One of the artifacts of the peer review model is the amount of mail every manager has to send to request it - say, 5 employees times 6 reviewers per employee - that's 30 emails.

With tons of cut and paste, it took me over an hour of frantic typing last time around when we started using peer reviews during the mid-year career discussion cycle.

Then of course there is the fun of verifying that the right mail goes to the right person - individually, because you don't want to share everybody's reviewer list with everybody else, - that I didn't by mistake send a mail that is intended for one reviewer to the other, that all names in the email are correct, etc.

This time I was not about to sit and cut and paste for hours again - the problem called for a programmatic solution.

I could have probably easily put together a web site, but ensuring security a bunch of super-important personal information for a few dozen people is not exactly my idea of fun - and can't be reasonably done in under 30 minutes. The data had to stay in email.

But at least I could send the invitations automatically.

A tool was pretty quickly born that took an alias of the reviewee, and a list of aliases of the reviewers, formatted email from a template, and sent it out. In the process, I found out how to extract information from Active Directory using LDAP - I needed to get the names of the users from their aliases.

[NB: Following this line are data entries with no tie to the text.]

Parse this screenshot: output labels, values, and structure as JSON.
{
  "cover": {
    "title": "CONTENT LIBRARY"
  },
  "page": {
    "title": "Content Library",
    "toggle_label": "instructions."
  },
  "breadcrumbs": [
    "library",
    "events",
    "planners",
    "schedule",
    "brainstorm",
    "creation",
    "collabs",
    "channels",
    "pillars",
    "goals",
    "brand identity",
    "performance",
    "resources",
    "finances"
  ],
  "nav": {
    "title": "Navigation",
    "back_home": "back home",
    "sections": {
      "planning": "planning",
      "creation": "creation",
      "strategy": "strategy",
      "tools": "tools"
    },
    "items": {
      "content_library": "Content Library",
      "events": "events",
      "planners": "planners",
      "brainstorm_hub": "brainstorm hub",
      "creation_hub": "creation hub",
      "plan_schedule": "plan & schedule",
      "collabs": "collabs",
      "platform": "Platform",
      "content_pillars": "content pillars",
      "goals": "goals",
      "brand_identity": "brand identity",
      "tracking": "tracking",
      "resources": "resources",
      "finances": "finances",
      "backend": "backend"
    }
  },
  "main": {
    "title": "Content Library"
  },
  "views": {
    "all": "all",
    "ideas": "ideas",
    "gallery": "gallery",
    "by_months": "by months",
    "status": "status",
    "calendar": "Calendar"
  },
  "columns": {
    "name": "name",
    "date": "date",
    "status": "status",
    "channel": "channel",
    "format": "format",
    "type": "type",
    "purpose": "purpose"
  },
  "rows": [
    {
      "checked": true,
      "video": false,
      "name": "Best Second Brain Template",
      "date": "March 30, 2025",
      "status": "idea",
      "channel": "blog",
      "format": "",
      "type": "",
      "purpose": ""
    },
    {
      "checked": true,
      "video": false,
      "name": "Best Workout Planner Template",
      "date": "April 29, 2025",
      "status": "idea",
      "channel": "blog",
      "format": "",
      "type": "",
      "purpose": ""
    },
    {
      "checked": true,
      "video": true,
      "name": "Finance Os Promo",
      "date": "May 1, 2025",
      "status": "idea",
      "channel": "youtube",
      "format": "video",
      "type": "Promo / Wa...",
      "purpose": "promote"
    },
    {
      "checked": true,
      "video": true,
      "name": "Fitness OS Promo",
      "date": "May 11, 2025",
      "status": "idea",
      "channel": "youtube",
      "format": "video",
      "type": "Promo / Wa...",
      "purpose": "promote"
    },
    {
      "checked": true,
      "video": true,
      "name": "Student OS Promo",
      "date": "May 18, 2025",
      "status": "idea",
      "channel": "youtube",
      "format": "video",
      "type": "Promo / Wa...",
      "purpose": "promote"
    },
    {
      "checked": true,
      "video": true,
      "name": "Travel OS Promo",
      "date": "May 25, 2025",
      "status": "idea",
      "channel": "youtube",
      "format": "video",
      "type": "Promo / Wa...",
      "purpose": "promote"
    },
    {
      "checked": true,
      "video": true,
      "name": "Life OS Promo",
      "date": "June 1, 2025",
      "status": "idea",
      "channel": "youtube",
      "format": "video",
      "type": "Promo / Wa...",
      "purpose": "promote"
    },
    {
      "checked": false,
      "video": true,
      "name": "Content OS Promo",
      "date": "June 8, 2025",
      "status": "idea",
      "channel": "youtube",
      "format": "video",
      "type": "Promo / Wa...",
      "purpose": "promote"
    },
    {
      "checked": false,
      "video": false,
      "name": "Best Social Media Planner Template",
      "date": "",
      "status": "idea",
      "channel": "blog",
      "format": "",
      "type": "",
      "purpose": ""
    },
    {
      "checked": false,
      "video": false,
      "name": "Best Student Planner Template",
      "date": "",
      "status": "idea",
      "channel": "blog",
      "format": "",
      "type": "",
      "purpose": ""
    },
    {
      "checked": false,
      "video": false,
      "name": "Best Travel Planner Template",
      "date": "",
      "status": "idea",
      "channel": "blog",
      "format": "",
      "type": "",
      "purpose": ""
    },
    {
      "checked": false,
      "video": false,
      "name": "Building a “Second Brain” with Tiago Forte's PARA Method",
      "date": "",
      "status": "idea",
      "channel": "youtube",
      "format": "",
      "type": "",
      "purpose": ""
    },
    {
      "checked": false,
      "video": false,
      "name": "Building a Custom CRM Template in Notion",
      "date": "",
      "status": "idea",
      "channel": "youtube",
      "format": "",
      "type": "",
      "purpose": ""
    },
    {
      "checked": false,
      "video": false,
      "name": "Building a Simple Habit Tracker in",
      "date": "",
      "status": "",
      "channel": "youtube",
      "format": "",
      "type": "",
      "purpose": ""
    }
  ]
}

The job is surprisingly easy using DirectorySearcher class of the System.DirectoryServices namespace (you do need to add the reference to it before using).

Here's a code snippet that extracts and prints a bunch of interesting information about a user from its AD record.

Happy LDAP'ing!

// <copyright>
// Copyright (C) Sergey Solyanik. All rights reserved.
// This software is in public domain and is "free as in beer". It can be
// redistributed in full or in parts for free and without any preconditions.
// </copyright>
namespace ldapquery
using System;
using System.Collections.Generic;
using System.DirectoryServices;
using System.Linq;
using System.Text;

/// <summary>
/// Sample for LDAP usage in C#. Looks up a name, and then
/// </summary>
class Program
/// <summary>
/// Prints out various interesting user properties from ActiveDirectory
/// </summary>
/// <param name="args"></param>
static void Main(string[] args)
if (args.Length == 0)
Console.WriteLine("Usage: ldapquery alias1 alias2...");

DirectorySearcher ds = new DirectorySearcher();


foreach (string alias in args)
ds.Filter = "(SAMAccountName=" + alias + ")";
SearchResult result = ds.FindOne();
if (result == null)
Console.Error.WriteLine("Could not resolve {0}", alias);

Console.WriteLine("{0}:", alias);

if (result.Properties["displayname"].Count > 0)
Console.WriteLine("Display name: {0}",

if (result.Properties["givenname"].Count > 0)
Console.WriteLine("Given name: {0}",

if (result.Properties["telephonenumber"].Count > 0)
Console.WriteLine("Office Phone: {0}",

if (result.Properties["mobile"].Count > 0)
Console.WriteLine("Mobile Phone: {0}",

if (result.Properties["homephone"].Count > 0)
Console.WriteLine("Display name: {0}",

if (result.Properties["mail"].Count > 0)
Console.WriteLine("Email: {0}",

if (result.Properties["title"].Count > 0)
Console.WriteLine("Title: {0}",

if (result.Properties["department"].Count > 0)
Console.WriteLine("Department: {0}",

if (result.Properties["manager"].Count > 0)
Console.WriteLine("Manager: {0}",


SSL certs @ GoDaddy are ~$13 a year...

...up to 10 years.

I finally bit the bullet and bought a real cert for my server at home... And VPN to my home network now works from Windows 7. Yay!